In Afghanistan in 2002, World Bank and UN officials insisted that the government should not invest in higher education and moreover should invest very little in secondary and vocational education despite the fact that Afghanistan had seen its professional class decimated by war, disease, and flight. Citing the focus of the millennium development goals (MDGs) on primary education, they considered higher education and vocational training a luxury that Afghanistan could ill afford. But without trained doctors, teachers, engineers, and managers, it was not clear at the time whether Afghanistan could get back on its feet. Five years later, the fact that the country’s operating budget is overshadowed by the cost for technical assistance (TA) to make up for the “poor capacity” of the government testifies to the debilitating expense of failures to invest in the training of professional staff, future leaders and administrators.
In many parts of the world, the neglect of higher education has to led to poor-quality administration and spiraling TA bills. The price for TA amounts to roughly $ 20 billion per annum, with consultants often paid around $ 200, 000 a year. Nor is this technical assistance provided by Westers donors of high quality in many cases.
- "Fixing Failed States", Ashraf Ghani and Clare Lockhart, p. 142
For Discussion: Should we try to rate the output quality of consultants? Who should rate it and how should we do it?
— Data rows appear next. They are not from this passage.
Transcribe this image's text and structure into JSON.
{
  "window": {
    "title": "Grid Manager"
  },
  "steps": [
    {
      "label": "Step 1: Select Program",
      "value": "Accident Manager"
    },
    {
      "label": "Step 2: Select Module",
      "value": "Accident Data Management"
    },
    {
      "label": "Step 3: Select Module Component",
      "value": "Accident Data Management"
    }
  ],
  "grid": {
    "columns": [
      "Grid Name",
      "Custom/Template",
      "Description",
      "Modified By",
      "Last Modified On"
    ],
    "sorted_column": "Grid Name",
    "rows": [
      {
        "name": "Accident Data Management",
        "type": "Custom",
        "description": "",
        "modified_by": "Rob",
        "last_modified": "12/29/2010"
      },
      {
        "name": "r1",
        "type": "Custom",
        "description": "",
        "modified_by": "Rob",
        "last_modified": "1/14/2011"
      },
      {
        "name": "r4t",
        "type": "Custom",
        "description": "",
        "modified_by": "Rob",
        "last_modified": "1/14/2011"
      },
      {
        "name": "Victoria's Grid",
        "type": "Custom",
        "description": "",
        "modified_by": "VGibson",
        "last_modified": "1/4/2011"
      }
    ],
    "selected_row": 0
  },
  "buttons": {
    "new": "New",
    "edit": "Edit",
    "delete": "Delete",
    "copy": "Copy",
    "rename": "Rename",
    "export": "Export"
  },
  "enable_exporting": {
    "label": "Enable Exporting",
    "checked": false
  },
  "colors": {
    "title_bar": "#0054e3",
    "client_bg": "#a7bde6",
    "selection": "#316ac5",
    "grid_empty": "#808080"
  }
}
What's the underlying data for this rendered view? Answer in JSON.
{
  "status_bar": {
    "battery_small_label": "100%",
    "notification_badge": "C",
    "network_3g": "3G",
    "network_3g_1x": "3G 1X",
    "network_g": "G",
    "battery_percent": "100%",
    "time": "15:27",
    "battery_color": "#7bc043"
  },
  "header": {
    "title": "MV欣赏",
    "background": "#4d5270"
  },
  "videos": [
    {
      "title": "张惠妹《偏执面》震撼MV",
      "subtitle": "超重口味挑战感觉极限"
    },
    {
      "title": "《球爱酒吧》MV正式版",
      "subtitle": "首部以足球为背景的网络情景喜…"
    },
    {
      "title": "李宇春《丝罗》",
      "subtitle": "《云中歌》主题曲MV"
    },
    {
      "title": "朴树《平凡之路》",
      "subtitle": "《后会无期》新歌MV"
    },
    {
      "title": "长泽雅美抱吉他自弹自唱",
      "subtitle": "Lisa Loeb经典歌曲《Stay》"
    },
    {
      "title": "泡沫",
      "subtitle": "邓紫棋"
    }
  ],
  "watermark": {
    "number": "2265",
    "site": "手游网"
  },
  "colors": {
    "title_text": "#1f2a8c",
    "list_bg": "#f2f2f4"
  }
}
A Challenge to Chris Blattman: Create a consulting agency that delivers quality consulting services in the development field to low-income countries for FREE.